TASK GOAL:
Copy each line of the following material that has the string "include".

DATA TO PROCESS:
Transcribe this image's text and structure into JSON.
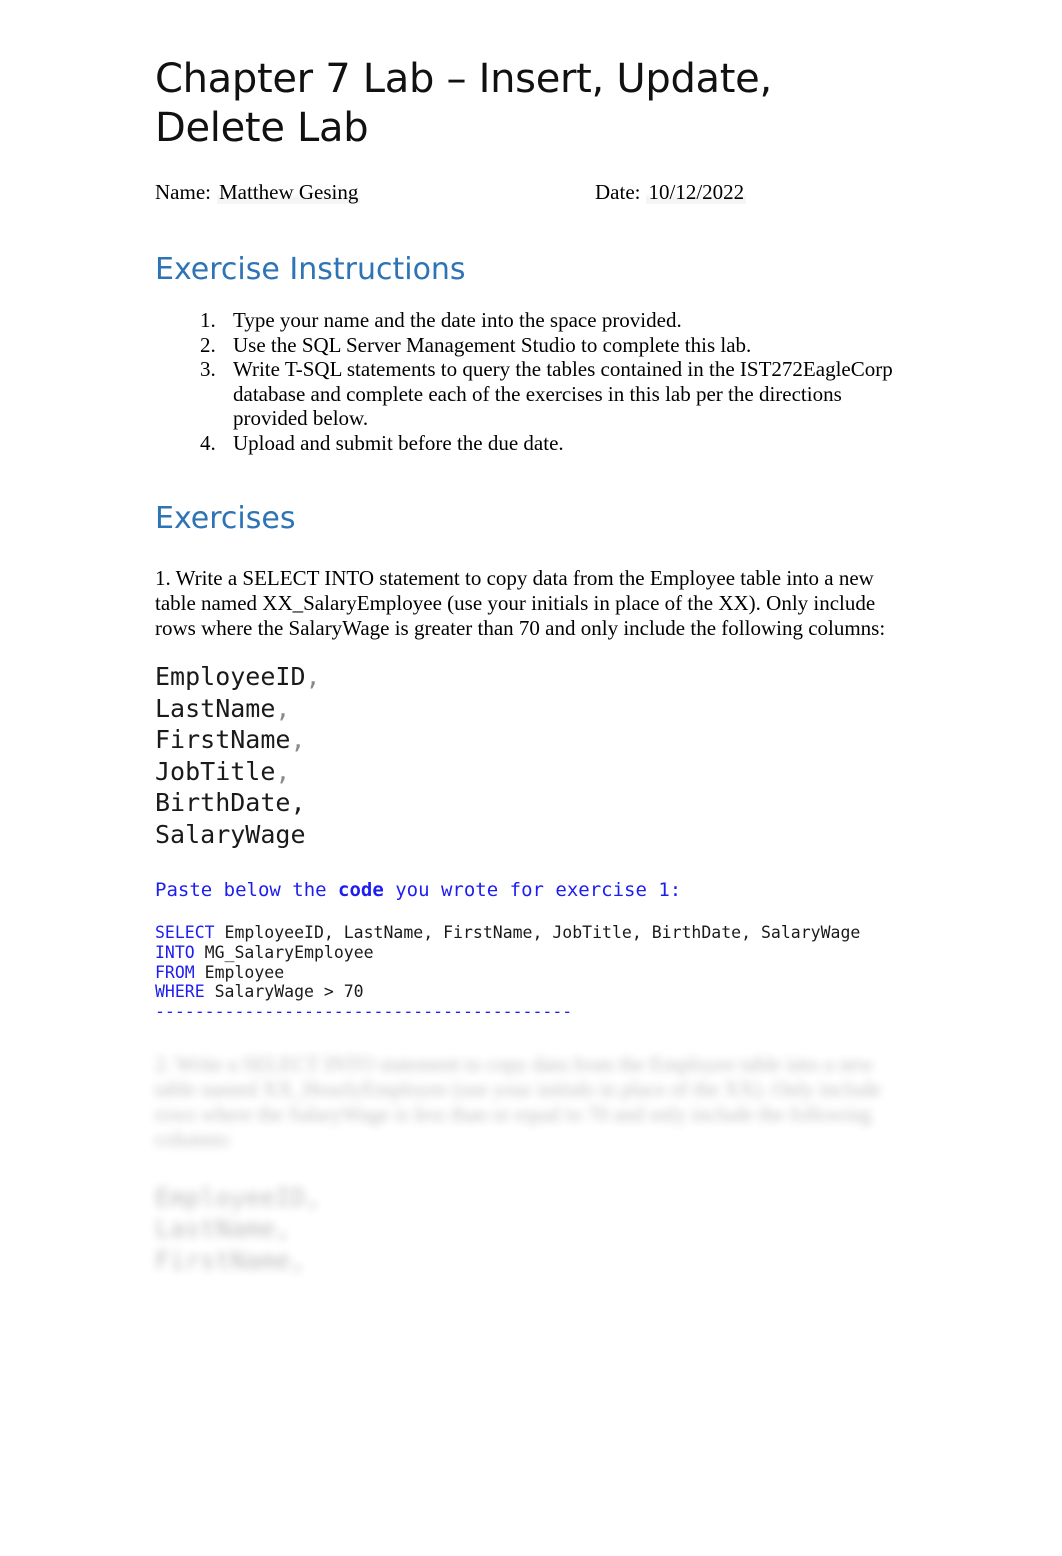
{
  "document": {
    "title": "Chapter 7 Lab – Insert, Update, Delete Lab",
    "name_label": "Name:",
    "name_value": "Matthew Gesing",
    "date_label": "Date:",
    "date_value": "10/12/2022"
  },
  "instructions": {
    "heading": "Exercise Instructions",
    "items": [
      "Type your name and the date into the space provided.",
      "Use the SQL Server Management Studio to complete this lab.",
      "Write T-SQL statements to query the tables contained in the IST272EagleCorp database and complete each of the exercises in this lab per the directions provided below.",
      "Upload and submit before the due date."
    ]
  },
  "exercises": {
    "heading": "Exercises",
    "ex1": {
      "prompt": "1. Write a SELECT INTO statement to copy data from the Employee table into a new table named XX_SalaryEmployee (use your initials in place of the XX). Only include rows where the SalaryWage is greater than 70 and only include the following columns:",
      "columns": [
        {
          "name": "EmployeeID",
          "comma": ","
        },
        {
          "name": "LastName",
          "comma": ","
        },
        {
          "name": "FirstName",
          "comma": ","
        },
        {
          "name": "JobTitle",
          "comma": ","
        },
        {
          "name": "BirthDate",
          "comma": ","
        },
        {
          "name": "SalaryWage",
          "comma": ""
        }
      ],
      "paste_prompt_before": "Paste below the ",
      "paste_prompt_bold": "code",
      "paste_prompt_after": " you wrote for exercise 1:",
      "code": {
        "line1_kw": "SELECT",
        "line1_rest": " EmployeeID, LastName, FirstName, JobTitle, BirthDate, SalaryWage",
        "line2_kw": "INTO",
        "line2_rest": " MG_SalaryEmployee",
        "line3_kw": "FROM",
        "line3_rest": " Employee",
        "line4_kw": "WHERE",
        "line4_rest": " SalaryWage > 70",
        "separator": "------------------------------------------"
      }
    },
    "ex2_faded": {
      "prompt": "2. Write a SELECT INTO statement to copy data from the Employee table into a new table named XX_HourlyEmployee (use your initials in place of the XX). Only include rows where the SalaryWage is less than or equal to 70 and only include the following columns:",
      "columns": [
        "EmployeeID,",
        "LastName,",
        "FirstName,"
      ]
    }
  },
  "colors": {
    "heading_blue": "#2E74B5",
    "code_blue": "#1d1df0",
    "text_black": "#000000",
    "page_background": "#ffffff"
  }
}
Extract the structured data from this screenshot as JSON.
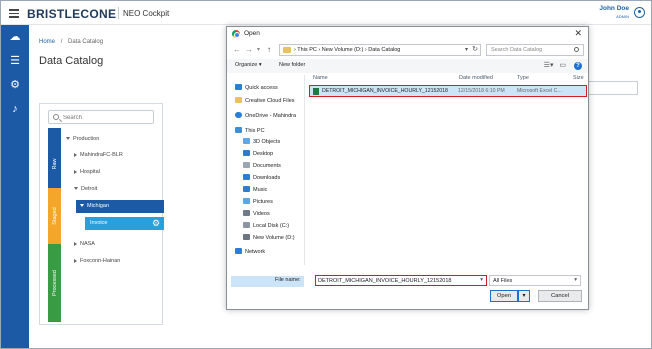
{
  "header": {
    "brand": "BRISTLECONE",
    "product": "NEO Cockpit",
    "user_name": "John Doe",
    "user_role": "ADMIN"
  },
  "rail": {
    "icons": [
      "cloud-icon",
      "sliders-icon",
      "settings-icon",
      "bell-icon"
    ]
  },
  "breadcrumb": {
    "home": "Home",
    "sep": "/",
    "current": "Data Catalog"
  },
  "page_title": "Data Catalog",
  "tree": {
    "search_placeholder": "Search",
    "stages": {
      "raw": "Raw",
      "staged": "Staged",
      "processed": "Processed"
    },
    "nodes": {
      "production": "Production",
      "mahindra": "MahindraFC-BLR",
      "hospital": "Hospital",
      "detroit": "Detroit",
      "michigan": "Michigan",
      "invoice": "Invoice",
      "nasa": "NASA",
      "foxconn": "Foxconn-Hainan"
    }
  },
  "dialog": {
    "title": "Open",
    "address": {
      "p1": "This PC",
      "p2": "New Volume (D:)",
      "p3": "Data Catalog"
    },
    "search_placeholder": "Search Data Catalog",
    "organize": "Organize ▾",
    "new_folder": "New folder",
    "nav": {
      "quick_access": "Quick access",
      "creative_cloud": "Creative Cloud Files",
      "onedrive": "OneDrive - Mahindra",
      "this_pc": "This PC",
      "objects3d": "3D Objects",
      "desktop": "Desktop",
      "documents": "Documents",
      "downloads": "Downloads",
      "music": "Music",
      "pictures": "Pictures",
      "videos": "Videos",
      "local_disk": "Local Disk (C:)",
      "new_volume": "New Volume (D:)",
      "network": "Network"
    },
    "columns": {
      "name": "Name",
      "date": "Date modified",
      "type": "Type",
      "size": "Size"
    },
    "file": {
      "name": "DETROIT_MICHIGAN_INVOICE_HOURLY_12152018",
      "date": "12/15/2018 6:10 PM",
      "type": "Microsoft Excel C..."
    },
    "file_name_label": "File name:",
    "file_name_value": "DETROIT_MICHIGAN_INVOICE_HOURLY_12152018",
    "file_type": "All Files",
    "open_label": "Open",
    "cancel_label": "Cancel"
  },
  "colors": {
    "brand_blue": "#1d5aa6",
    "invoice_blue": "#2b9fdc",
    "staged_orange": "#f3a62a",
    "processed_green": "#3a9b45",
    "highlight_red": "#d81b23"
  }
}
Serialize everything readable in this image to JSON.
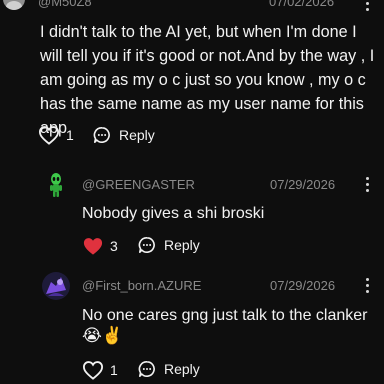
{
  "colors": {
    "background": "#0e0e0e",
    "text": "#f2f2f2",
    "muted": "#8a8a8a",
    "heart_active": "#e0323e"
  },
  "top_comment": {
    "username": "@M50Z8",
    "date": "07/02/2026",
    "text": "I didn't talk to the AI yet, but when I'm done I will tell you if it's good or not.And by the way , I am going as my o c just so you know , my o c has the same name as my user name for this app",
    "likes": "1",
    "reply_label": "Reply",
    "liked": false
  },
  "replies": [
    {
      "username": "@GREENGASTER",
      "date": "07/29/2026",
      "text": "Nobody gives a shi broski",
      "likes": "3",
      "reply_label": "Reply",
      "liked": true,
      "avatar_icon": "green-alien-icon"
    },
    {
      "username": "@First_born.AZURE",
      "date": "07/29/2026",
      "text": "No one cares gng just talk to the clanker",
      "emoji": "😭✌️",
      "likes": "1",
      "reply_label": "Reply",
      "liked": false,
      "avatar_icon": "purple-character-icon"
    }
  ]
}
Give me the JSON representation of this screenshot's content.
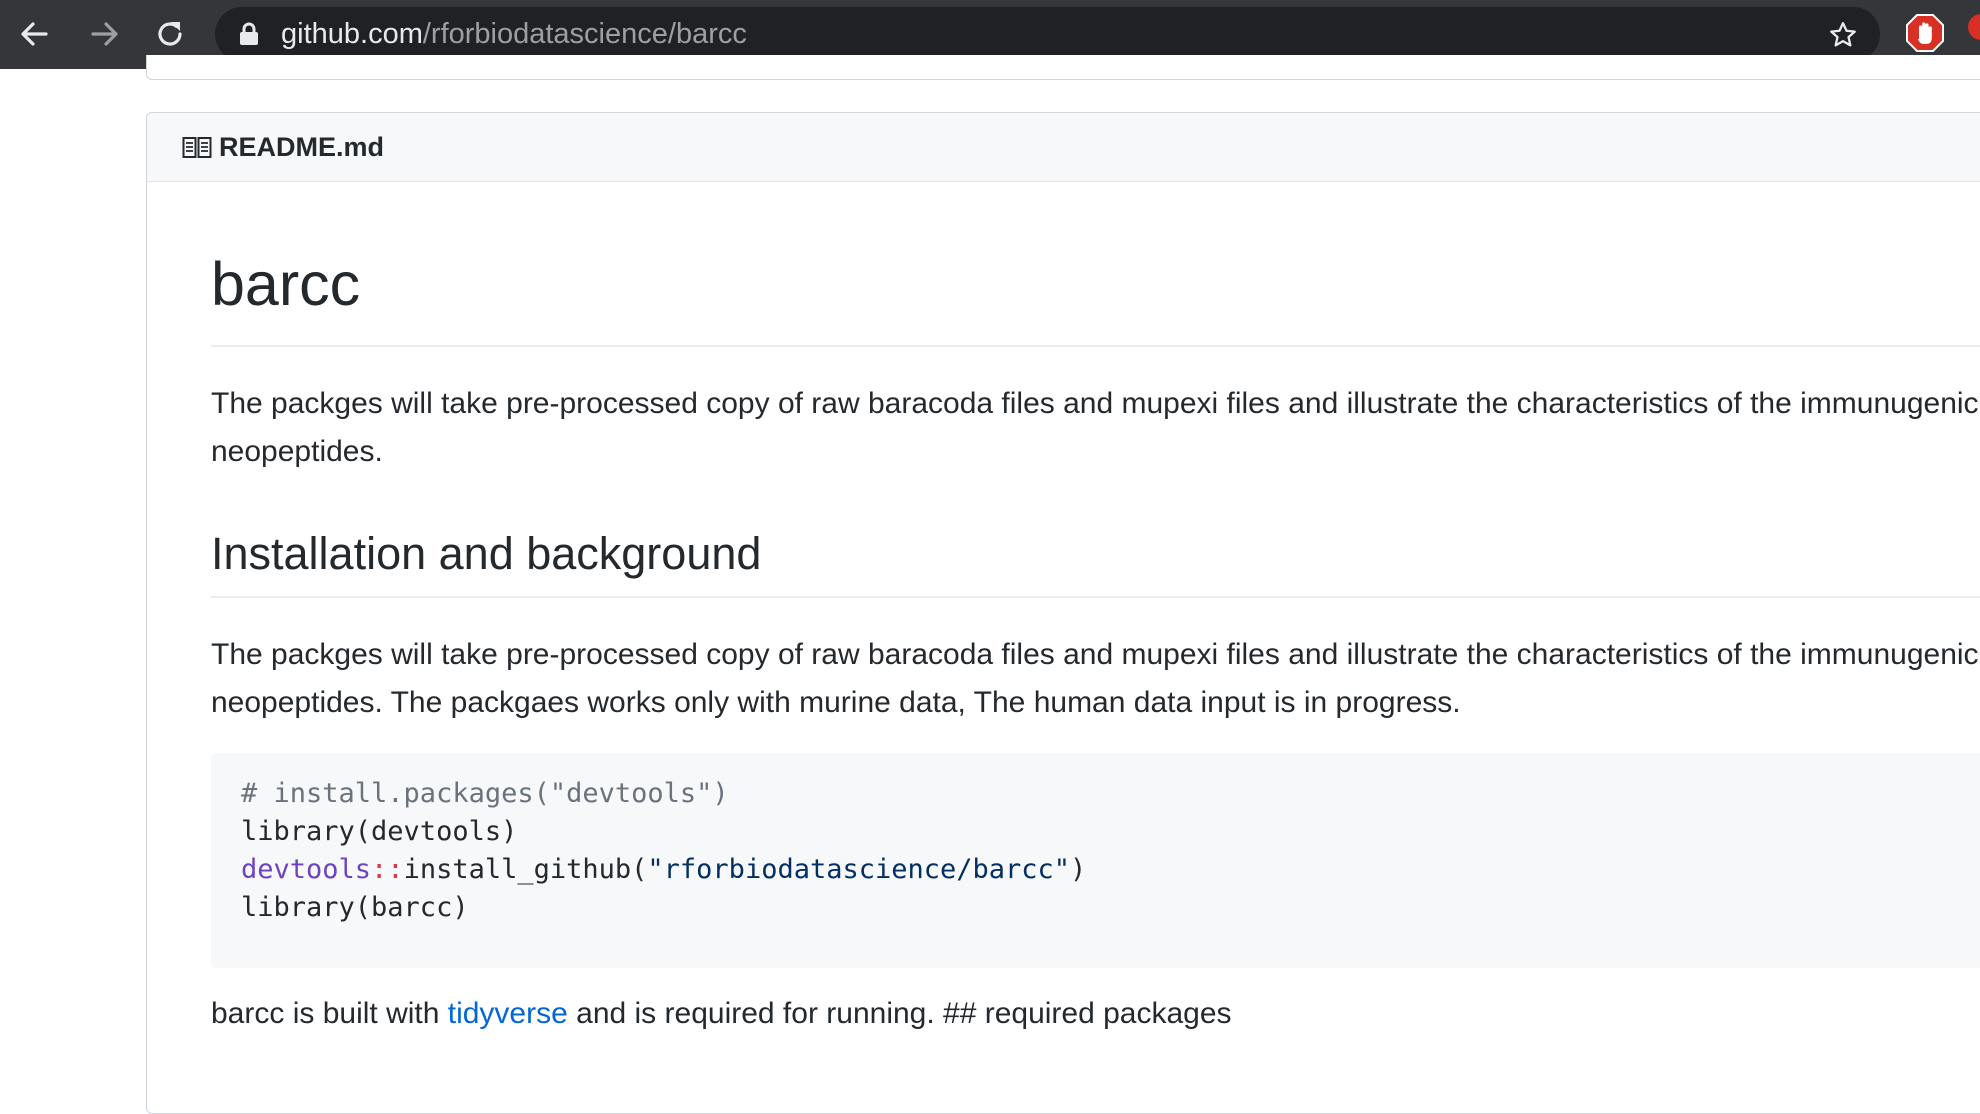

RESPONSE AREA:
      "prompt": "1. Write a SELECT INTO statement to copy data from the Employee table into a new table named XX_SalaryEmployee (use your initials in place of the XX). Only include rows where the SalaryWage is greater than 70 and only include the following columns:",
      "prompt": "2. Write a SELECT INTO statement to copy data from the Employee table into a new table named XX_HourlyEmployee (use your initials in place of the XX). Only include rows where the SalaryWage is less than or equal to 70 and only include the following columns:",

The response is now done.